Presentation on theme: "Questioning Strategies to Improve Skill and Concept Development K-12 D. Brown & K. Kopp August 5, 2009 CCSB Motto 2009-2010: Leading and Teaching with."— Presentation transcript:
Questioning Strategies to Improve Skill and Concept Development K-12 D. Brown & K. Kopp August 5, 2009 CCSB Motto : Leading and Teaching with Intentionality
These strategies can be used throughout instruction. These strategies are best for practice or reinforcement of instruction. HEQ should be used about 10 to 25 minutes daily. These strategies help students learn to think critically about what they read. The questioning strategy is systematic.
Engaging students in questioning: Assesses students current understanding of subject matter Creates new learning moments Improves teacher understanding of how students think Engages reluctant learners
1. A critical thinking skill is a mental act. Critical thinkers are active and not passive. 2. A critical thinking skill is a critical or important mental act. 3. Critical thinking skills can be taught, and instruction that builds and reinforces critical thinking is imperative. 4. Critical thinking skills are able to be generalized across all content areas.
Write out these three numbers on a sheet of paper: One thousand eight hundred sixty-one One thousand seven hundred seventy-six One thousand nine hundred forty-one
Answer these questions. What do you notice about the numbers? Are the numbers just quantities or something else? How are they the same or different? What do they all have in common? Are they in any particular order? What is the theme of this content?
We use our critical thinking skills to construct concepts that tie together pieces of content. The more developed the level of critical thinking skills, the greater the understanding of the content of school instruction. Critical Thinking Skills Concepts Wars American Wars History Dates 1776 Content Triangle of the Three Cs
Example: For the figure below, a good broadly- scoped question would simply be: What do you see here? Scope The question should be phrased in such a way as to allow for the broadest set of possible answers. Maintain broad scope in your initial questions. Narrow your scope as the questioning continues. Intentionality The answers you intend to hear back from students should have the characteristics of being (1) specific; (2) justified; and (3) complete. A D CB You should continue questioning until students match your intentionality and can label all 5 triangles. Triangle ABE Triangle CDE Triangle BCE Triangle ABC Triangle BCD E
1. Students come to school with the need to learn, and when they are in school, they do not have the right not to learn. Ensure involuntary questioning of each and every student 2. Students are undertrained not under- brained; they are dormant but not dead! Try to ask each student an equal range of questions (quantity) and, initially, questions of similar difficulty (quality). Remember to choose your question, then choose your student.
We must learn to use intensive questioning, not just occasional questioning. Ask only questions during the session and refrain from explaining, telling, hinting, and using other non-questioning strategies. Question, question, question – ask only questions. 4. We must follow a question-response- question (Q-R-Q) pattern in our questioning of students Have students justify all responses.

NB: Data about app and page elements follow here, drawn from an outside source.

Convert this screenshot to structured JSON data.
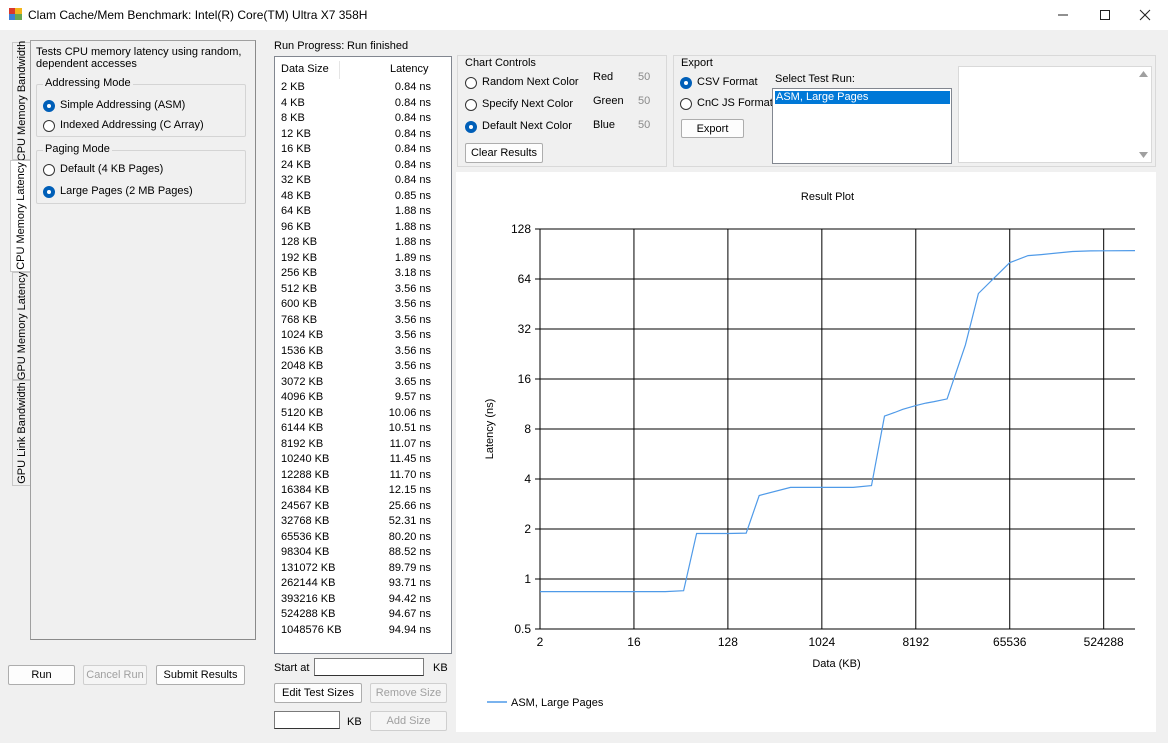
{
  "window": {
    "title": "Clam Cache/Mem Benchmark: Intel(R) Core(TM) Ultra X7 358H"
  },
  "side_tabs": [
    {
      "label": "CPU Memory Bandwidth",
      "selected": false
    },
    {
      "label": "CPU Memory Latency",
      "selected": true
    },
    {
      "label": "GPU Memory Latency",
      "selected": false
    },
    {
      "label": "GPU Link Bandwidth",
      "selected": false
    }
  ],
  "latency_page": {
    "description": "Tests CPU memory latency using random, dependent accesses",
    "addressing_mode": {
      "title": "Addressing Mode",
      "options": [
        {
          "label": "Simple Addressing (ASM)",
          "checked": true
        },
        {
          "label": "Indexed Addressing (C Array)",
          "checked": false
        }
      ]
    },
    "paging_mode": {
      "title": "Paging Mode",
      "options": [
        {
          "label": "Default (4 KB Pages)",
          "checked": false
        },
        {
          "label": "Large Pages (2 MB Pages)",
          "checked": true
        }
      ]
    }
  },
  "bottom_buttons": {
    "run": "Run",
    "cancel": "Cancel Run",
    "submit": "Submit Results"
  },
  "run_progress": {
    "label": "Run Progress:",
    "status": "Run finished"
  },
  "results_list": {
    "col_size": "Data Size",
    "col_latency": "Latency",
    "rows": [
      [
        "2 KB",
        "0.84 ns"
      ],
      [
        "4 KB",
        "0.84 ns"
      ],
      [
        "8 KB",
        "0.84 ns"
      ],
      [
        "12 KB",
        "0.84 ns"
      ],
      [
        "16 KB",
        "0.84 ns"
      ],
      [
        "24 KB",
        "0.84 ns"
      ],
      [
        "32 KB",
        "0.84 ns"
      ],
      [
        "48 KB",
        "0.85 ns"
      ],
      [
        "64 KB",
        "1.88 ns"
      ],
      [
        "96 KB",
        "1.88 ns"
      ],
      [
        "128 KB",
        "1.88 ns"
      ],
      [
        "192 KB",
        "1.89 ns"
      ],
      [
        "256 KB",
        "3.18 ns"
      ],
      [
        "512 KB",
        "3.56 ns"
      ],
      [
        "600 KB",
        "3.56 ns"
      ],
      [
        "768 KB",
        "3.56 ns"
      ],
      [
        "1024 KB",
        "3.56 ns"
      ],
      [
        "1536 KB",
        "3.56 ns"
      ],
      [
        "2048 KB",
        "3.56 ns"
      ],
      [
        "3072 KB",
        "3.65 ns"
      ],
      [
        "4096 KB",
        "9.57 ns"
      ],
      [
        "5120 KB",
        "10.06 ns"
      ],
      [
        "6144 KB",
        "10.51 ns"
      ],
      [
        "8192 KB",
        "11.07 ns"
      ],
      [
        "10240 KB",
        "11.45 ns"
      ],
      [
        "12288 KB",
        "11.70 ns"
      ],
      [
        "16384 KB",
        "12.15 ns"
      ],
      [
        "24567 KB",
        "25.66 ns"
      ],
      [
        "32768 KB",
        "52.31 ns"
      ],
      [
        "65536 KB",
        "80.20 ns"
      ],
      [
        "98304 KB",
        "88.52 ns"
      ],
      [
        "131072 KB",
        "89.79 ns"
      ],
      [
        "262144 KB",
        "93.71 ns"
      ],
      [
        "393216 KB",
        "94.42 ns"
      ],
      [
        "524288 KB",
        "94.67 ns"
      ],
      [
        "1048576 KB",
        "94.94 ns"
      ]
    ]
  },
  "size_controls": {
    "start_at_label": "Start at",
    "start_at_value": "",
    "unit": "KB",
    "edit_sizes": "Edit Test Sizes",
    "remove_size": "Remove Size",
    "add_size": "Add Size",
    "add_value": ""
  },
  "chart_controls": {
    "title": "Chart Controls",
    "options": [
      {
        "label": "Random Next Color",
        "checked": false
      },
      {
        "label": "Specify Next Color",
        "checked": false
      },
      {
        "label": "Default Next Color",
        "checked": true
      }
    ],
    "red_label": "Red",
    "red_value": "50",
    "green_label": "Green",
    "green_value": "50",
    "blue_label": "Blue",
    "blue_value": "50",
    "clear": "Clear Results"
  },
  "export": {
    "title": "Export",
    "options": [
      {
        "label": "CSV Format",
        "checked": true
      },
      {
        "label": "CnC JS Format",
        "checked": false
      }
    ],
    "button": "Export",
    "select_label": "Select Test Run:",
    "runs": [
      "ASM, Large Pages"
    ],
    "selected_run": "ASM, Large Pages"
  },
  "colors": {
    "series": "#4f9ae8",
    "selection": "#0078d7"
  },
  "chart_data": {
    "type": "line",
    "title": "Result Plot",
    "xlabel": "Data (KB)",
    "ylabel": "Latency (ns)",
    "x_scale": "log2",
    "y_scale": "log2",
    "xlim": [
      2,
      1048576
    ],
    "ylim": [
      0.5,
      128
    ],
    "x_ticks": [
      "2",
      "16",
      "128",
      "1024",
      "8192",
      "65536",
      "524288"
    ],
    "y_ticks": [
      "0.5",
      "1",
      "2",
      "4",
      "8",
      "16",
      "32",
      "64",
      "128"
    ],
    "grid": true,
    "legend_position": "bottom-left",
    "series": [
      {
        "name": "ASM, Large Pages",
        "x": [
          2,
          4,
          8,
          12,
          16,
          24,
          32,
          48,
          64,
          96,
          128,
          192,
          256,
          512,
          600,
          768,
          1024,
          1536,
          2048,
          3072,
          4096,
          5120,
          6144,
          8192,
          10240,
          12288,
          16384,
          24567,
          32768,
          65536,
          98304,
          131072,
          262144,
          393216,
          524288,
          1048576
        ],
        "y": [
          0.84,
          0.84,
          0.84,
          0.84,
          0.84,
          0.84,
          0.84,
          0.85,
          1.88,
          1.88,
          1.88,
          1.89,
          3.18,
          3.56,
          3.56,
          3.56,
          3.56,
          3.56,
          3.56,
          3.65,
          9.57,
          10.06,
          10.51,
          11.07,
          11.45,
          11.7,
          12.15,
          25.66,
          52.31,
          80.2,
          88.52,
          89.79,
          93.71,
          94.42,
          94.67,
          94.94
        ]
      }
    ]
  }
}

We must try to keep our questions positive but not pushy. Never ask negative questions. Be positive or neutral. 6. We do not ask questions that promote random trial and error behavior. Do not ask questions that encourage guessing. 7. We must act to discourage the use of I dont know as a way for students to avoid classroom participation. If a student says I dont know, follow up immediately with one to three additional questions to the same student.
(Refer to The Most Intelligent Person)
Read the information related to your HEQ Step. Define the Step and explain why it is important to the HEQ process. Give examples of verb stems. Review the sample questions from the Power Point and book. Include any additional questions you thought of. Include any other information everyone should know.
Step 1: Label, Identify, Find What facts do you observe? What can you tell me as you look at the page? What are the most relevant facts? How do you know? What is the key information? What do you see?
Step 2: Connect, Compare, Contrast, Infer What is connected? What is implied? What should connect but doesnt? What is disconnected? How is A alike/different from B? How are A and B like C and D? What is the relationship? What do you know about A? What is the moral of this story? How do you know what the graph will look like from the given information? Where in everyday life might you use this type of graph?
Step 3: Sequence, Classify, Integrate, Pre- summarize What is this paragraph about, overall? What are the main points? Put the information given in order. What is the sequence of events? What is the trend? How would you classify this information? Give a brief summary of the information. Outline the process so far. What do all the separate points have in common?
Step 4: Decode, Interpret (questions) What is the question asking, and why? How can we use the information given to solve the problem? What does the author want us to do, in your own words? What are we solving? Where do you see that in the question? Tell me more.
Step 5: Encode, Answer (questions) What is your answer, and why? What did you come up with, and how? What evidence supports your answer? How did you get that? Which answer best answers the question? How do you know A is not the answer?
Step 6: Apply, Predict How would you apply this? If we were to change A, how would this affect B? What if A never happened? How does the solution to this problem relate to another problem? Where do we see this in our own lives?
Step 7: Summarize, Conclude What did you learn today? Summarize todays lesson. What do you remember from this lesson? Walk us through the entire process from beginning to end. How did we meet our goals today?